<<<<

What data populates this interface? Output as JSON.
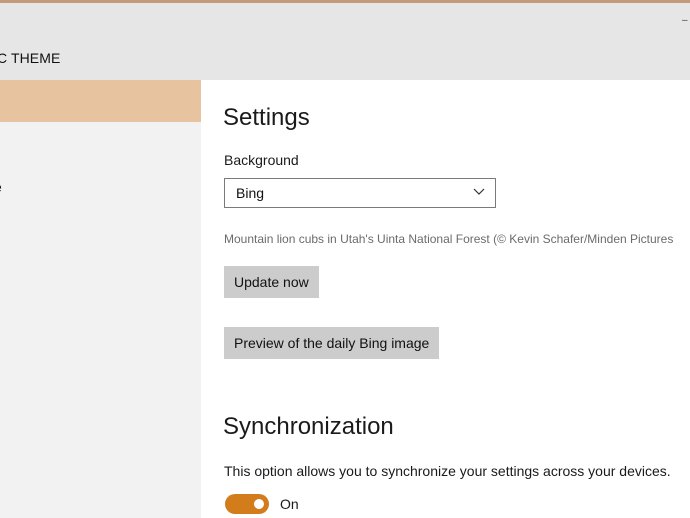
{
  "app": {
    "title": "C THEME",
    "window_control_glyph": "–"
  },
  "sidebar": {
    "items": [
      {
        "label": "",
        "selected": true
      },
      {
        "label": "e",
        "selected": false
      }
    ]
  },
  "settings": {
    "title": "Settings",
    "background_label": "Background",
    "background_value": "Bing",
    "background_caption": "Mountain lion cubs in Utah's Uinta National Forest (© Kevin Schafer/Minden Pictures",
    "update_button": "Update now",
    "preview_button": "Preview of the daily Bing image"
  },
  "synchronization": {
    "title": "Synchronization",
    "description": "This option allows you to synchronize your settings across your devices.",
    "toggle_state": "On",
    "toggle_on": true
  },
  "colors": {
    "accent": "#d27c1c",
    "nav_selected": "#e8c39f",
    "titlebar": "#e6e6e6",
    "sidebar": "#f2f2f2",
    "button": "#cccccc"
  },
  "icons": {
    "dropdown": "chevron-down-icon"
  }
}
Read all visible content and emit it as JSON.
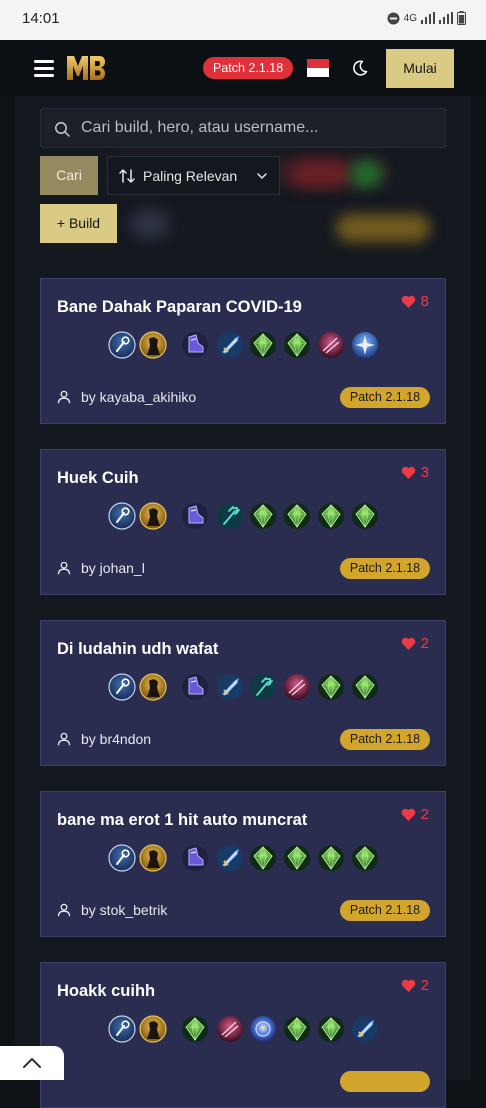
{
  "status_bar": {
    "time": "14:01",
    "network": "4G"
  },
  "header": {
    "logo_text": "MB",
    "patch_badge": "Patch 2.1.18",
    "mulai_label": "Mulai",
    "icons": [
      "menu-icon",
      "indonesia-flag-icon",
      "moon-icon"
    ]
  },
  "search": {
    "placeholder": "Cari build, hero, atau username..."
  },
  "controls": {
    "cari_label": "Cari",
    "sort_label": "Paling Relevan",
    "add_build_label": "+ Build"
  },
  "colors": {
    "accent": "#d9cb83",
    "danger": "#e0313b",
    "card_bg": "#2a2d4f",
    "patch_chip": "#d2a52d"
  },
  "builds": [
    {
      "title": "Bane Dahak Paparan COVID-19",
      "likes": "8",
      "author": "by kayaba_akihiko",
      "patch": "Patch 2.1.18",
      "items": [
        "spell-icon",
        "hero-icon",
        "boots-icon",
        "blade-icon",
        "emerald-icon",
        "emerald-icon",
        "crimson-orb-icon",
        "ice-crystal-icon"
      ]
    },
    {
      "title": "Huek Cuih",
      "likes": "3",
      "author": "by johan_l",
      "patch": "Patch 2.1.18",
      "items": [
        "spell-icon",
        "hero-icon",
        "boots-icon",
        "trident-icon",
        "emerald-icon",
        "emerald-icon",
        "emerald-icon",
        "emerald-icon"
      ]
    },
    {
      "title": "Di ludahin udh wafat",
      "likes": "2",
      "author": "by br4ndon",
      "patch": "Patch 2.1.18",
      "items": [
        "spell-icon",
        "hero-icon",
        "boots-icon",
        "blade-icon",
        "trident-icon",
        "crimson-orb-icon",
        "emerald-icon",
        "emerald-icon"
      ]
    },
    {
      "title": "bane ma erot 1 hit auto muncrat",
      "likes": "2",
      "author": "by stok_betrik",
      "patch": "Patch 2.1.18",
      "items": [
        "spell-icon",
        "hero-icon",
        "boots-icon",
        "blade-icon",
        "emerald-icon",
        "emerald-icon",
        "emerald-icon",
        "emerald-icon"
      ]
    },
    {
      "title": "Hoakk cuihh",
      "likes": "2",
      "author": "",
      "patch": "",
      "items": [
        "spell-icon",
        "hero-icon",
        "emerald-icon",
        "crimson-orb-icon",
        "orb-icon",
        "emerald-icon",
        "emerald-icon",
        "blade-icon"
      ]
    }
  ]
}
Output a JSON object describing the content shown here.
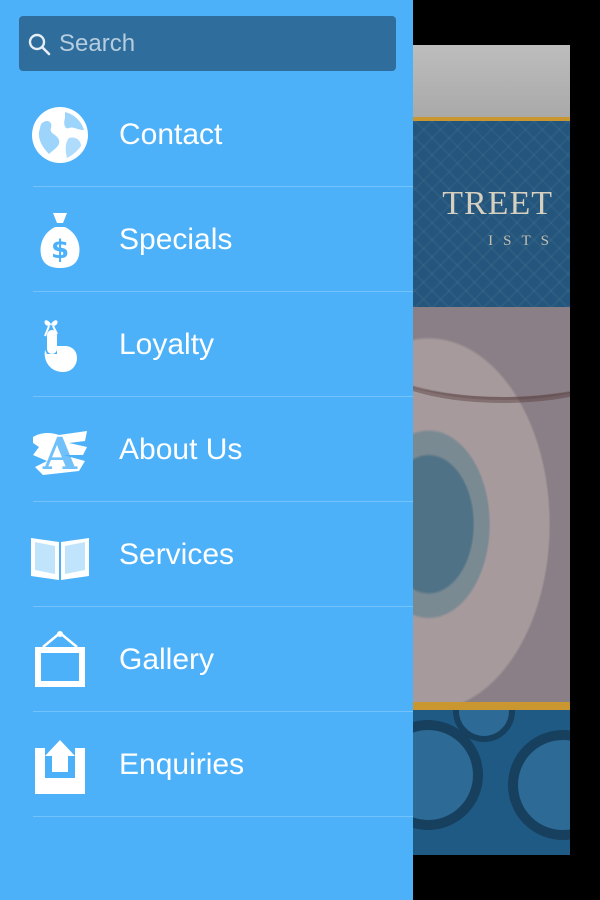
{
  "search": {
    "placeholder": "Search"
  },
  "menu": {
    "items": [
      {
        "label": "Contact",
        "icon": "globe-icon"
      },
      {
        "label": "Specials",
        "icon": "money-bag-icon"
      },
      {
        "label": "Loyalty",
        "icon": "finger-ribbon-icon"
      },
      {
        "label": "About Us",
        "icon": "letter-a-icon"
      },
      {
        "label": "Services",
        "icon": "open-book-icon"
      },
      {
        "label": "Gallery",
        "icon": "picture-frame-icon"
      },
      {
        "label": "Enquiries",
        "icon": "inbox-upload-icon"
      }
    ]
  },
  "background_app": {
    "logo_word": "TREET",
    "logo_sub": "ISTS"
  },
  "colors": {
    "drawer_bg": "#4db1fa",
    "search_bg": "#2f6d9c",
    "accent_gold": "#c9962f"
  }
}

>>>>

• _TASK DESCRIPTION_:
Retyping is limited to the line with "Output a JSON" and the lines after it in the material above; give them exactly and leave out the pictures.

• _RESULT BELOW_:
Output a JSON object describing the content shown here.
{
  "search": {
    "placeholder": "Search"
  },
  "menu": {
    "items": [
      {
        "label": "Contact",
        "icon": "globe-icon"
      },
      {
        "label": "Specials",
        "icon": "money-bag-icon"
      },
      {
        "label": "Loyalty",
        "icon": "finger-ribbon-icon"
      },
      {
        "label": "About Us",
        "icon": "letter-a-icon"
      },
      {
        "label": "Services",
        "icon": "open-book-icon"
      },
      {
        "label": "Gallery",
        "icon": "picture-frame-icon"
      },
      {
        "label": "Enquiries",
        "icon": "inbox-upload-icon"
      }
    ]
  },
  "background_app": {
    "logo_word": "TREET",
    "logo_sub": "ISTS"
  },
  "colors": {
    "drawer_bg": "#4db1fa",
    "search_bg": "#2f6d9c",
    "accent_gold": "#c9962f"
  }
}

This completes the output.